A decade after Beck penned "Loser" as the anthem for Generation X, 21-year-old MC Lars thought an update was in order.
He didn't think the self-deprecating tag suited his generation. As students at Stanford University, he and his friends were hardly the shiftless slacker types that marked the early '90s and inspired such films as "Reality Bites" and "Singles." Instead, the thread of commonality involved something a lot more fast-paced.
"Our generation is criticized in a lot of ways for being so reliant on the Internet," said MC Lars. "What people don't realize is that our generation uses technology not necessarily as a distraction from real life, but as a way to augment their friendships or interactions with the world. And I think that they need an anthem because it kind of justifies what they do and what they are."
The result of Lars' observations is "iGeneration," a hip-hop ditty that drops references to everything from iTunes to abbreviations like LOL and BRB and what it means to enter a space, colon, dash and closed parenthesis consecutively on your keyboard. The song -- which samples "American Hearts" by Massachusetts indie rockers Piebald -- was created entirely in Lars' dorm room, as was the rest of The Laptop EP. The self-proclaimed Laptop MC was born.

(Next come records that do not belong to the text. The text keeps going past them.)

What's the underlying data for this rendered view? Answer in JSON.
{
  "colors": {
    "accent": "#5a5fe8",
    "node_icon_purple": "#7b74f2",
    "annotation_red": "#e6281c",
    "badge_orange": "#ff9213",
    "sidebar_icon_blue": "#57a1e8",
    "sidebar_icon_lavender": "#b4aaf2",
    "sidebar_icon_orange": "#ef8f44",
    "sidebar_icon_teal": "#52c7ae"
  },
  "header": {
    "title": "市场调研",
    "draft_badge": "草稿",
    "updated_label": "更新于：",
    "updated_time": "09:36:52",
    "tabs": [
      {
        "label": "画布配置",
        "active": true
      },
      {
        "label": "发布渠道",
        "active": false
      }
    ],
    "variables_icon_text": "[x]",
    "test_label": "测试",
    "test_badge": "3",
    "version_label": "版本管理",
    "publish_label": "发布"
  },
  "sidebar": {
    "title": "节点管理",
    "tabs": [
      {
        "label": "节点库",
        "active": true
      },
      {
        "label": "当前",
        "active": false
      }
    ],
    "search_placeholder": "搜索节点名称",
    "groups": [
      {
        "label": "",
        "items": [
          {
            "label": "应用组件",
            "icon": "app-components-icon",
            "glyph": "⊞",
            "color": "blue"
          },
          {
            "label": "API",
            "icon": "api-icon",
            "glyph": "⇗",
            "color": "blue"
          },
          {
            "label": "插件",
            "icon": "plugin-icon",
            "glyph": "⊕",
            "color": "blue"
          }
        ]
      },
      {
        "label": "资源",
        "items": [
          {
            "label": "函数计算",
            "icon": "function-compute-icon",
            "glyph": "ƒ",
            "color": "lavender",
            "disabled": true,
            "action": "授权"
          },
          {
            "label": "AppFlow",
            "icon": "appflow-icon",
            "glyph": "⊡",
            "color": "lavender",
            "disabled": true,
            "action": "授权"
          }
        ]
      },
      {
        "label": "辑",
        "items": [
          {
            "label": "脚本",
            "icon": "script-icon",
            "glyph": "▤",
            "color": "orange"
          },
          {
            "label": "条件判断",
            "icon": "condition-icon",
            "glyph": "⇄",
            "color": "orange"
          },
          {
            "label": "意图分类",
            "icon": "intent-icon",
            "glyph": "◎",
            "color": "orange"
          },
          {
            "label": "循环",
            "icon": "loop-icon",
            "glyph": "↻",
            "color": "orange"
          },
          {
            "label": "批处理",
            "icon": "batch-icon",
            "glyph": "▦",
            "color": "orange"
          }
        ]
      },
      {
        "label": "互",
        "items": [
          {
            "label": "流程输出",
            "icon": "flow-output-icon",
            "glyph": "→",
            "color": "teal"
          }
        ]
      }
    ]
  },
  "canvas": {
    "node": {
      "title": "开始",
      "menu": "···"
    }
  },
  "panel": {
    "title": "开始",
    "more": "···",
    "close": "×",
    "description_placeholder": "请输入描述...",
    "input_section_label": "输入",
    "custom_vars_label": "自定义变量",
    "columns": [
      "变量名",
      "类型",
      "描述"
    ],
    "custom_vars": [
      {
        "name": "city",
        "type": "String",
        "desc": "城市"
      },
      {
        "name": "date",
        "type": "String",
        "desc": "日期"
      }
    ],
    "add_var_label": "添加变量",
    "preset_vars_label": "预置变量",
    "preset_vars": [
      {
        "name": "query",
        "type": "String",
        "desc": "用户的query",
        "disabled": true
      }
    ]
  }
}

Lars (né Andrew Nielsen) got his first record deal with U.K. indie label Truck Records while attending Oxford and gigging around at coffeehouses and open-mic nights. The 12-track Radio Pet Fencing was released in January under the name MC Lars Horris. He's since dropped the "Horris" because people mistook his name for "Lars Whores."
"I made up the name when I was about 13," Lars explained. "I just thought it was really funny, and when I was in seventh grade it stuck. It's probably the world's dorkiest name for a rap person, so I thought it would be a funny name to take."
In the past, Lars has been a shameless fan of "Weird Al" Yankovic and the Insane Clown Posse, and he doesn't attempt to hide his dorky side. Instead he tempers it with cleverness, coming off as the nerdy guy who knows better but has more important things to do than care too much about it.
"Signing Emo," a song about how major labels scurry to sign the "next big thing" without fully understanding what that is, is the perfect vehicle for his acerbic wit. Within a squeaky hip-hop backbeat, Lars raps about out-of-touch A&R scout Marty, who eventually hits pay dirt with the fictitious Hearts That Hate and their hit "Cry Tonight," a prime piece of formulaic emo shtick that wouldn't be dreadfully out of place on next year's Warped Tour. To add credence to his ploy, Lars credited the band in the EP's liner notes for using their sample.
"A lot of people think the band's real," Lars said. "Well, it didn't really help that we set up a fake Web page to make people think they were real. Some people got really upset about it. They think we're disrespecting the genre, but I'm really just addressing the fact that it's become so derivative."
Another track on the EP, "Mr. Raven," transcends clever for downright brainy. Inspiration for Lars' rapped version of Edgar Allan Poe's "The Raven" came to him one night while he was studying the classic poem and listening to Brand New's "Okay I Believe You, But My Tommy Gun Don't."
"I realized the song had that same bouncy iambic pentameter," Lars explained. "It was kind of a stretch of an idea to see if I could put [the poem] and the song together. I had to clear the sample with the band, so they thought it was cool. And I played it for my American literature professor, and she thought it was good, too."
MC Lars has taken the fall semester off to promote The Laptop EP on the road and work on his next full-length album, which promises to be just as ambitious as any of his undertakings.
"I'm doing a song about 'Moby Dick' and one about the '90s," he said. "I'm trying to combine all the different genres of the '90s in one song. It'll be retro, but not too super-retro. Each chorus will be a different genre, like the first is pop-rock and the second is grunge. The challenge is making it original but familiar enough so people can recognize it."